Farmers and cattlemen like the McCartys remain a fiercely independent lot. Self-reliant. If something – anything – needs done. They will fix it. They will handle it themselves. Thank you very much.
“Most of us are people who usually don’t ask for help,” McCarty says softly. “But now, we had to learn to say, ‘yes.’”
The outpouring of those wanting to help has been overwhelming. Friends helping friends. Neighbors helping neighbors. Everyone in the community and from across the country pitching in.
McCarty talks about a 19-year-old young man who traveled from Michigan four times to help. He’s brought fencing supplies, clothing, organized hay delivery and worked a week of his vacation rebuilding fence.
“This spirit keeps you going,” he says. “While we’ve suffered a huge financial blow – it’s just money.”
McCarty hopes to one day pay this generosity forward. He recently dropped everything to assist in another community devastated by hail and a tornado.
“I can’t tell you if I’d have done that a year ago,” he says. “But after experiencing the fire you just go.”
The fire of 2017 changed the lives of those who live in Clark County forever.
All know the feeling of watching the sky turn black, the arid smell, seeing the smoke blanket the landscape and wondering why?
Most will say they rose to the challenge, met it head-on and are better people for doing so. This kind of spirit and selflessness will allow this region of Kansas to recover. A community of kindred spirits moving forward.

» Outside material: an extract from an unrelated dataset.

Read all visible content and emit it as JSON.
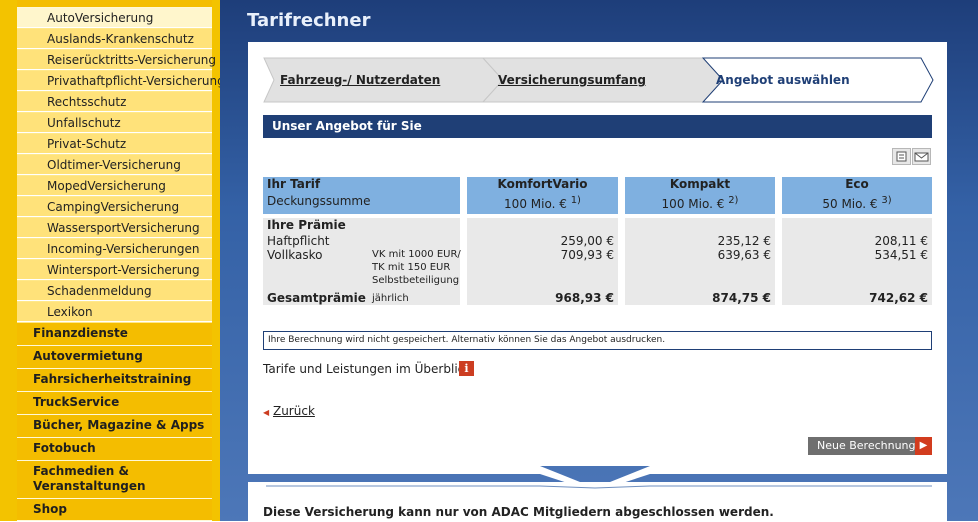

— Kansas Farm Bureau
For more news from Kansas, click here.